So I looked into what was going on and it turns out the hwclock command wasn’t functioning. This is what is used to read and set the hwclock. Here is the error message I was getting:

$ hwclock
select() to /dev/rtc to wait for clock tick timed out

A preliminary Google search didn’t turn up anything useful. So I relaxed the search terms and came upon a thread in the ArchLinux users forum. One of the users mentions incompatibility with Dell laptop motherboards, and suggests using the parameter --directisa to hwclock. Testing it out from the command line, I confirm that it works instantly, rather than freezing up for a few seconds and then timing out. So this allowed me to set the hardware clock manually by using the parameter.
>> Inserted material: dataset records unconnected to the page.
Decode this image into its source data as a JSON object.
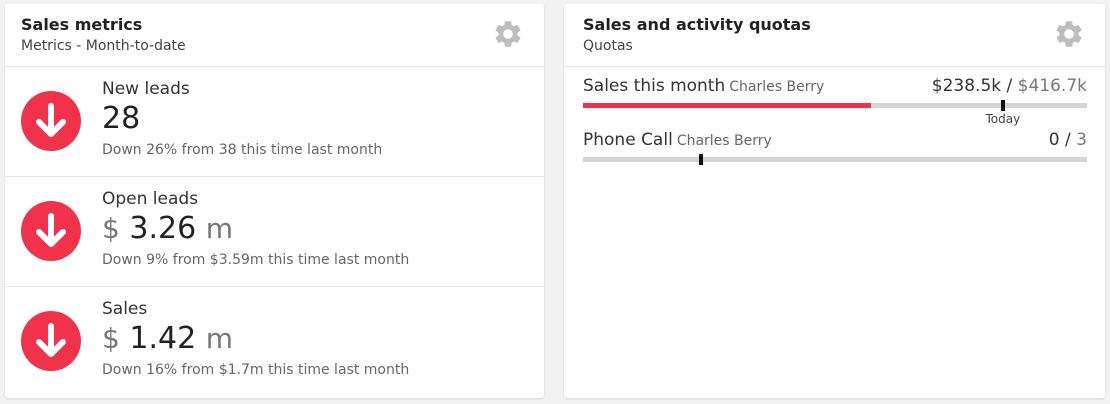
{
  "colors": {
    "accent_red": "#f0334b",
    "track_gray": "#d4d4d4",
    "gear_gray": "#bdbdbd"
  },
  "sales_metrics": {
    "title": "Sales metrics",
    "subtitle": "Metrics - Month-to-date",
    "settings_icon": "gear-icon",
    "metrics": [
      {
        "label": "New leads",
        "currency": "",
        "value": "28",
        "unit": "",
        "comparison": "Down 26% from 38 this time last month",
        "trend_icon": "down-arrow-icon"
      },
      {
        "label": "Open leads",
        "currency": "$",
        "value": "3.26",
        "unit": "m",
        "comparison": "Down 9% from $3.59m this time last month",
        "trend_icon": "down-arrow-icon"
      },
      {
        "label": "Sales",
        "currency": "$",
        "value": "1.42",
        "unit": "m",
        "comparison": "Down 16% from $1.7m this time last month",
        "trend_icon": "down-arrow-icon"
      }
    ]
  },
  "quotas": {
    "title": "Sales and activity quotas",
    "subtitle": "Quotas",
    "settings_icon": "gear-icon",
    "items": [
      {
        "name": "Sales this month",
        "owner": "Charles Berry",
        "current": "$238.5k",
        "separator": " / ",
        "target": "$416.7k",
        "progress": 0.572,
        "today_position": 0.833,
        "today_label": "Today"
      },
      {
        "name": "Phone Call",
        "owner": "Charles Berry",
        "current": "0",
        "separator": " / ",
        "target": "3",
        "progress": 0,
        "today_position": 0.235,
        "today_label": ""
      }
    ]
  }
}
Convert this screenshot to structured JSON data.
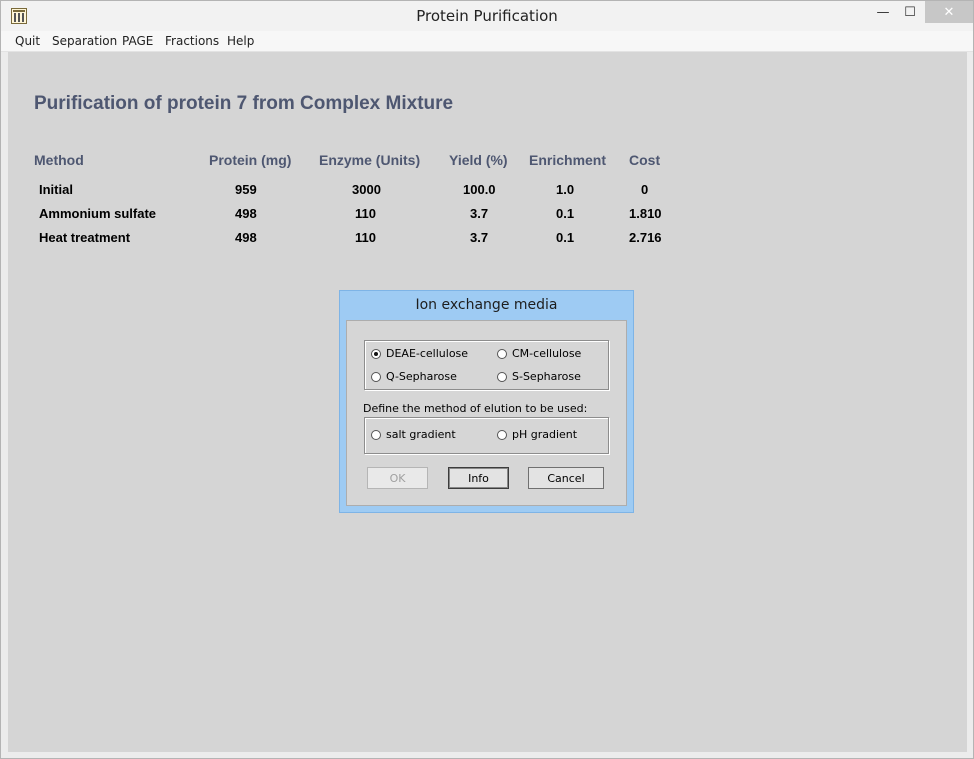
{
  "window": {
    "title": "Protein Purification",
    "controls": {
      "minimize": "—",
      "maximize": "☐",
      "close": "✕"
    }
  },
  "menu": [
    "Quit",
    "Separation",
    "PAGE",
    "Fractions",
    "Help"
  ],
  "main": {
    "heading": "Purification of protein 7 from Complex Mixture",
    "table": {
      "columns": [
        "Method",
        "Protein (mg)",
        "Enzyme (Units)",
        "Yield (%)",
        "Enrichment",
        "Cost"
      ],
      "rows": [
        [
          "Initial",
          "959",
          "3000",
          "100.0",
          "1.0",
          "0"
        ],
        [
          "Ammonium sulfate",
          "498",
          "110",
          "3.7",
          "0.1",
          "1.810"
        ],
        [
          "Heat treatment",
          "498",
          "110",
          "3.7",
          "0.1",
          "2.716"
        ]
      ]
    }
  },
  "dialog": {
    "title": "Ion exchange media",
    "media_options": [
      {
        "label": "DEAE-cellulose",
        "checked": true
      },
      {
        "label": "CM-cellulose",
        "checked": false
      },
      {
        "label": "Q-Sepharose",
        "checked": false
      },
      {
        "label": "S-Sepharose",
        "checked": false
      }
    ],
    "elution_prompt": "Define the method of elution to be used:",
    "elution_options": [
      {
        "label": "salt gradient",
        "checked": false
      },
      {
        "label": "pH gradient",
        "checked": false
      }
    ],
    "buttons": {
      "ok": "OK",
      "info": "Info",
      "cancel": "Cancel"
    }
  },
  "colors": {
    "dialog_frame": "#9ecbf3",
    "heading": "#4e5771",
    "content_bg": "#d5d5d5"
  }
}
But wait, I wasn’t finished yet. I was still going to get the same errors during shutdown that I got earlier, because the init.d script for hwclock wasn’t using that parameter. In addition to an annoying error message during shutdown, that means my hardware clock would slowly drift over time, and I would have to periodically reset it manually. That’s unacceptable. So I modified the /etc/init.d/clock init script as follows.

I changed the line

myopts="${myopts} ${CLOCK_OPTS}"


myopts="${myopts} ${CLOCK_OPTS} --directisa"

This line is located inside of the setupopts() function, which is called near the beginnings of both the start() and stop() functions. This is the simplest fix you can make to the clock init script so that hwclock is always called with the --directisa parameter, and thus, it always works.

And that’s it! The clock on my Dell Inspiron 9400 laptop is working perfectly now.

2 Responses to “Dell laptop hwclock incompatibilities in Gentoo GNU/Linux”

  1. Kaze Says:

    This fix also works for Dell Precision 390 desktops.

  2. St00 Says:

    Also worked on identical problem with Dell Optiplex GX270 desktop. Thanks for taking the time to throw the solution out there, muchly appreciated.